A case demonstrating the extent to which confidential information can provide protection is International Corona Resources Ltd v, Lac Minerals Ltd (1987) 44 D.L.R.(4th) 592.

In this case pre-contractual business discussions between two companies were protected as confidential information. During the discussions the plaintiff revealed information to the defendant, which the defendant then used to its own advantage by acquiring a property. The judge found an industry practice that imposed an obligation on parties engaging in pre-contractual discussions not to act to the detriment of each other. The judge found the information given to the defendant was confidential, and revealed only for the purpose of a possible business relationship. The defendant was in breach of its duty of confidence. As a result the property was held on trust for the plaintiff, the judge ruling that the plaintiff's relief should not be restricted to damages.


There are a number of instruments that can be used to protect intellectual property.

If an idea is novel it can be registered and the proprietor receives a statutory monopoly. A design can be registered under the Design Act 1953, an invention can be registered under the Patents Act 1953 and a trademark can be registered under the Trade Marks Act 1953.

However these are not the only means by which a design, invention or trademark can be protected.

A design, invention or trade mark may still be protected under the Copyright Act 1994.

A design or invention may also be protected under the law of trade secrets, and a trade mark may be protected under the law of passing off and the Fair Trading Act.

These methods avoid the time, complexity and expense of registration. These methods are also particularly useful when the design, invention or trade mark does not have the novelty required to place it at the top of the intellectual property hierarchy by which the registration system can be employed.

We have recommended that the black-boxing technique be employed when an idea does not have the novelty to place it at the top of the hierarchy. Black-boxing can be utilised where the information is confidential in nature or where an idea may be a self-evident solution for some problem once the problem has been recognised and which has required the elements of skill, effort and/or money.

What we strongly advise is that all intellectual property assets are developed within a clear strategy aimed at maximising the value and payback on the assets.
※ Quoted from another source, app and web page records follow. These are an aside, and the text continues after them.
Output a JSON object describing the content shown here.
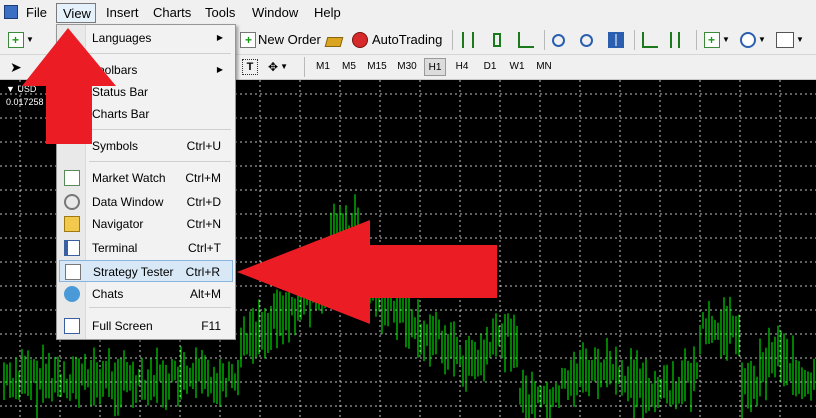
{
  "menubar": {
    "items": [
      {
        "label": "File"
      },
      {
        "label": "View"
      },
      {
        "label": "Insert"
      },
      {
        "label": "Charts"
      },
      {
        "label": "Tools"
      },
      {
        "label": "Window"
      },
      {
        "label": "Help"
      }
    ]
  },
  "toolbar": {
    "new_order_label": "New Order",
    "autotrading_label": "AutoTrading"
  },
  "timeframes": [
    "M1",
    "M5",
    "M15",
    "M30",
    "H1",
    "H4",
    "D1",
    "W1",
    "MN"
  ],
  "selected_timeframe": "H1",
  "chart": {
    "symbol": "USD",
    "price": "0.017258",
    "background": "#000000",
    "bar_color": "#00ff00",
    "grid_color": "#ffffff"
  },
  "view_menu": {
    "items": [
      {
        "label": "Languages",
        "shortcut": "",
        "submenu": true,
        "icon": ""
      },
      {
        "label": "Toolbars",
        "shortcut": "",
        "submenu": true,
        "icon": ""
      },
      {
        "label": "Status Bar",
        "shortcut": "",
        "submenu": false,
        "icon": ""
      },
      {
        "label": "Charts Bar",
        "shortcut": "",
        "submenu": false,
        "icon": ""
      },
      {
        "label": "Symbols",
        "shortcut": "Ctrl+U",
        "submenu": false,
        "icon": ""
      },
      {
        "label": "Market Watch",
        "shortcut": "Ctrl+M",
        "submenu": false,
        "icon": "market-watch-icon"
      },
      {
        "label": "Data Window",
        "shortcut": "Ctrl+D",
        "submenu": false,
        "icon": "data-window-icon"
      },
      {
        "label": "Navigator",
        "shortcut": "Ctrl+N",
        "submenu": false,
        "icon": "navigator-icon"
      },
      {
        "label": "Terminal",
        "shortcut": "Ctrl+T",
        "submenu": false,
        "icon": "terminal-icon"
      },
      {
        "label": "Strategy Tester",
        "shortcut": "Ctrl+R",
        "submenu": false,
        "icon": "strategy-tester-icon"
      },
      {
        "label": "Chats",
        "shortcut": "Alt+M",
        "submenu": false,
        "icon": "chats-icon"
      },
      {
        "label": "Full Screen",
        "shortcut": "F11",
        "submenu": false,
        "icon": "full-screen-icon"
      }
    ],
    "highlighted": "Strategy Tester"
  },
  "annotation": {
    "arrow_color": "#ec1c24"
  }
}
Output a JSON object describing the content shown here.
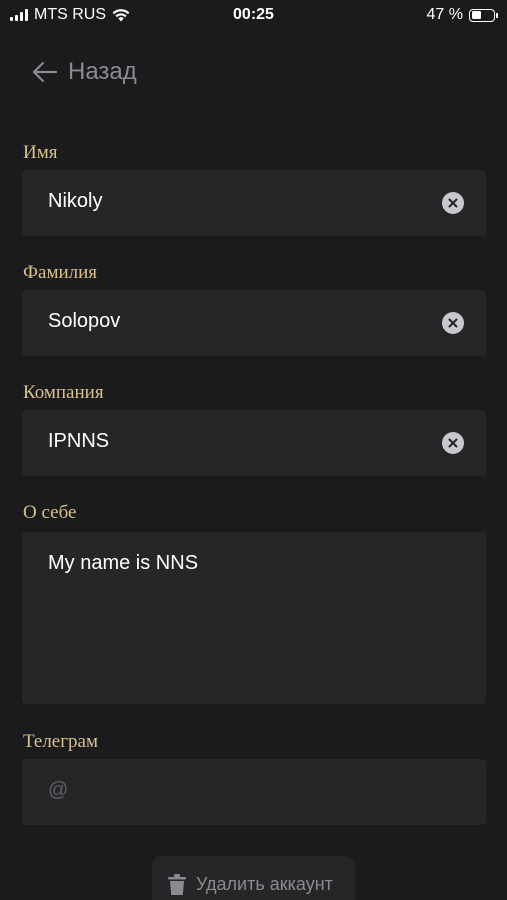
{
  "status_bar": {
    "carrier": "MTS RUS",
    "time": "00:25",
    "battery_percent": "47 %",
    "battery_level": 0.47
  },
  "nav": {
    "back_label": "Назад"
  },
  "form": {
    "first_name": {
      "label": "Имя",
      "value": "Nikoly"
    },
    "last_name": {
      "label": "Фамилия",
      "value": "Solopov"
    },
    "company": {
      "label": "Компания",
      "value": "IPNNS"
    },
    "about": {
      "label": "О себе",
      "value": "My name is NNS"
    },
    "telegram": {
      "label": "Телеграм",
      "value": "",
      "placeholder": "@"
    }
  },
  "actions": {
    "delete_label": "Удалить аккаунт"
  },
  "icons": {
    "back": "arrow-left-icon",
    "clear": "clear-circle-icon",
    "delete": "trash-icon",
    "wifi": "wifi-icon",
    "signal": "signal-icon",
    "battery": "battery-icon"
  },
  "colors": {
    "background": "#1b1b1d",
    "field_background": "#262628",
    "label": "#d8c28a",
    "muted": "#8a8a8f"
  }
}
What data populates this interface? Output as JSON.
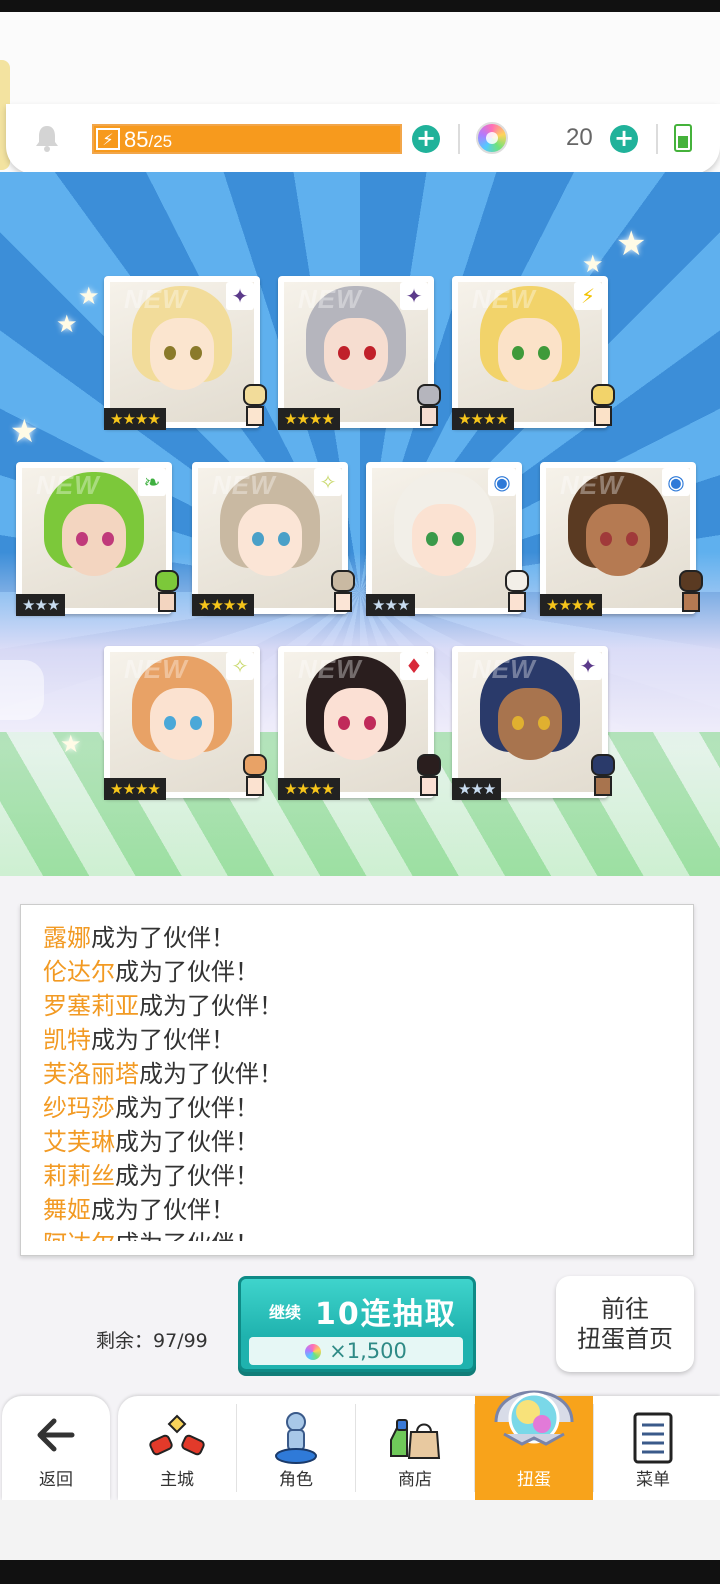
{
  "resources": {
    "stamina_current": "85",
    "stamina_max": "/25",
    "gem_count": "20"
  },
  "cards": [
    {
      "stars": "★★★★",
      "element": "✦",
      "element_color": "#5b3a8a",
      "hair": "#f2dc9a",
      "skin": "#fbe5cf",
      "eye": "#8a7a2a",
      "new": "NEW"
    },
    {
      "stars": "★★★★",
      "element": "✦",
      "element_color": "#5b3a8a",
      "hair": "#b5b5bd",
      "skin": "#f6ddd0",
      "eye": "#c0202a",
      "new": "NEW"
    },
    {
      "stars": "★★★★",
      "element": "⚡",
      "element_color": "#f2c200",
      "hair": "#f2d36a",
      "skin": "#fbe2c8",
      "eye": "#3f9a3a",
      "new": "NEW"
    },
    {
      "stars": "★★★",
      "element": "❧",
      "element_color": "#3fb040",
      "hair": "#7cc83a",
      "skin": "#f3d5c0",
      "eye": "#c03a7a",
      "new": "NEW"
    },
    {
      "stars": "★★★★",
      "element": "✧",
      "element_color": "#c8d86a",
      "hair": "#c9b9a2",
      "skin": "#fbe5d6",
      "eye": "#4aa0c8",
      "new": "NEW"
    },
    {
      "stars": "★★★",
      "element": "◉",
      "element_color": "#2f7ad8",
      "hair": "#f2efe8",
      "skin": "#fbe2d2",
      "eye": "#3a9a4a",
      "new": ""
    },
    {
      "stars": "★★★★",
      "element": "◉",
      "element_color": "#2f7ad8",
      "hair": "#5a3a22",
      "skin": "#b57a52",
      "eye": "#a03a3a",
      "new": "NEW"
    },
    {
      "stars": "★★★★",
      "element": "✧",
      "element_color": "#c8d86a",
      "hair": "#e8a266",
      "skin": "#fbe2d0",
      "eye": "#4aa8d8",
      "new": "NEW"
    },
    {
      "stars": "★★★★",
      "element": "♦",
      "element_color": "#d82a3a",
      "hair": "#2a1e1e",
      "skin": "#fbe0d4",
      "eye": "#c02a5a",
      "new": "NEW"
    },
    {
      "stars": "★★★",
      "element": "✦",
      "element_color": "#5b3a8a",
      "hair": "#2a3a6a",
      "skin": "#a8744e",
      "eye": "#e0b030",
      "new": "NEW"
    }
  ],
  "log": [
    {
      "name": "露娜",
      "suffix": "成为了伙伴！"
    },
    {
      "name": "伦达尔",
      "suffix": "成为了伙伴！"
    },
    {
      "name": "罗塞莉亚",
      "suffix": "成为了伙伴！"
    },
    {
      "name": "凯特",
      "suffix": "成为了伙伴！"
    },
    {
      "name": "芙洛丽塔",
      "suffix": "成为了伙伴！"
    },
    {
      "name": "纱玛莎",
      "suffix": "成为了伙伴！"
    },
    {
      "name": "艾芙琳",
      "suffix": "成为了伙伴！"
    },
    {
      "name": "莉莉丝",
      "suffix": "成为了伙伴！"
    },
    {
      "name": "舞姬",
      "suffix": "成为了伙伴！"
    },
    {
      "name": "阿达尔",
      "suffix": "成为了伙伴！"
    }
  ],
  "draw": {
    "remaining": "剩余：97/99",
    "continue": "继续",
    "label": "10连抽取",
    "cost": "×1,500"
  },
  "home_button": {
    "line1": "前往",
    "line2": "扭蛋首页"
  },
  "nav": {
    "back": "返回",
    "items": [
      "主城",
      "角色",
      "商店",
      "扭蛋",
      "菜单"
    ]
  }
}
While an invention may be patentable it may be better to direct the available financial resources in the early stages of the product life cycle into gaining market share and trade name recognition, rather than misdirecting resources into the cost of registration and the cost of defending the patent. This does not mean that the patent is sacrificed. It may mean that a single country application is made as against choosing the expense PCT (Patent Convention Treaty) ‘world patent' route. A single country patent does not preclude you extending the patent to other countries later under the process provided by the patent treaties.
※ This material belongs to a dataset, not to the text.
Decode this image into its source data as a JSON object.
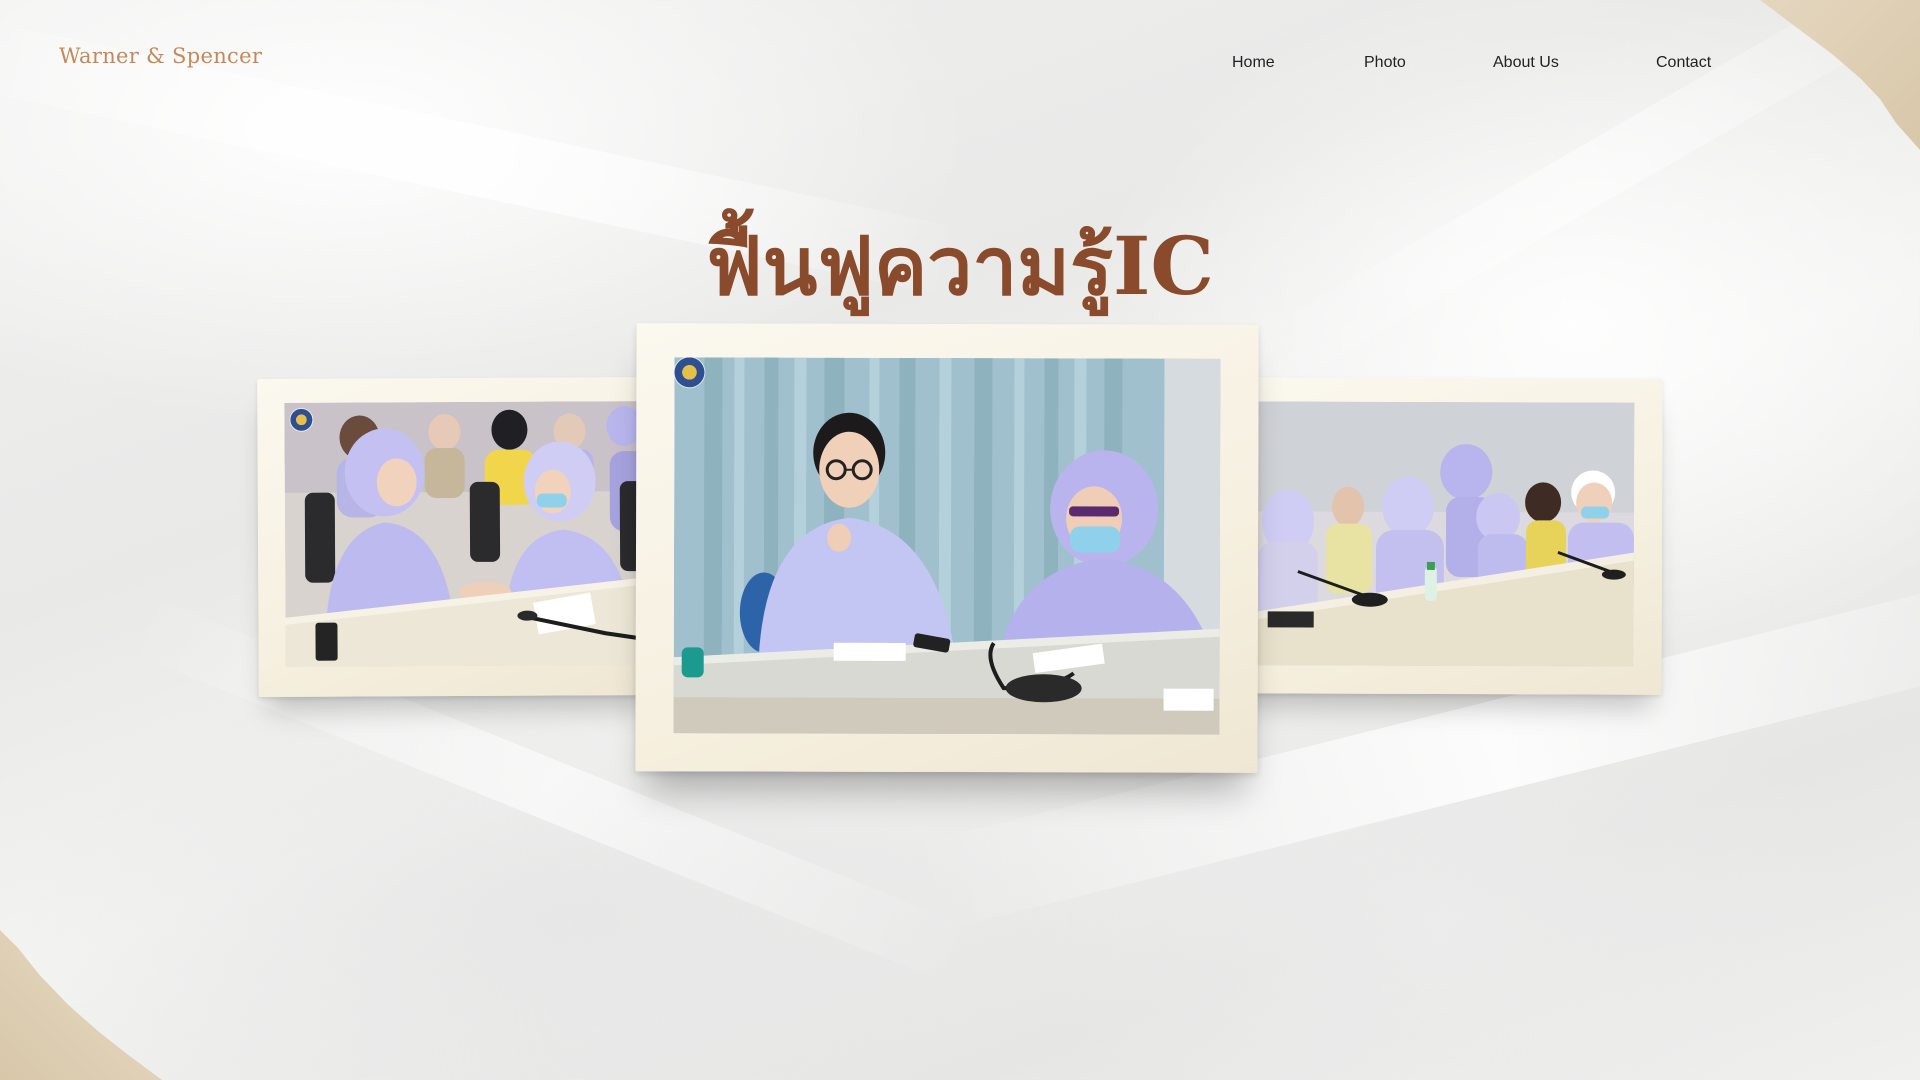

Our concluding point is that brands are often in the long much more valuable than patents. A good example of brands that have outlasted its patent is "Aspirin".

The patent may have lapsed but the brand name lives on and accordingly registration and protection of a trade mark may be the keystone for the successful creator's intellectual property strategy.

The key point is to have a clear well thought out integrated strategy that is understood by all involved in a project. One member of the team that breaches the strategy can do un-recoverable damage.


This Background Paper by its nature cannot be comprehensive and contains generalisations that may not hold on all cases.

It cannot be relied on by clients as advice.

This Introduction is provided to assist clients to identify legal issues on which they should seek legal advice.

Please consult the professional staff of Clendons for advice specific to your situation.

James Carnie
PO Box 1305
New Zealand
Phone: +64 9 306 8000
DDI: +64 9 306 8002
Fax: +64 9 306 8009
Email: james.carnie@clendons.co.nz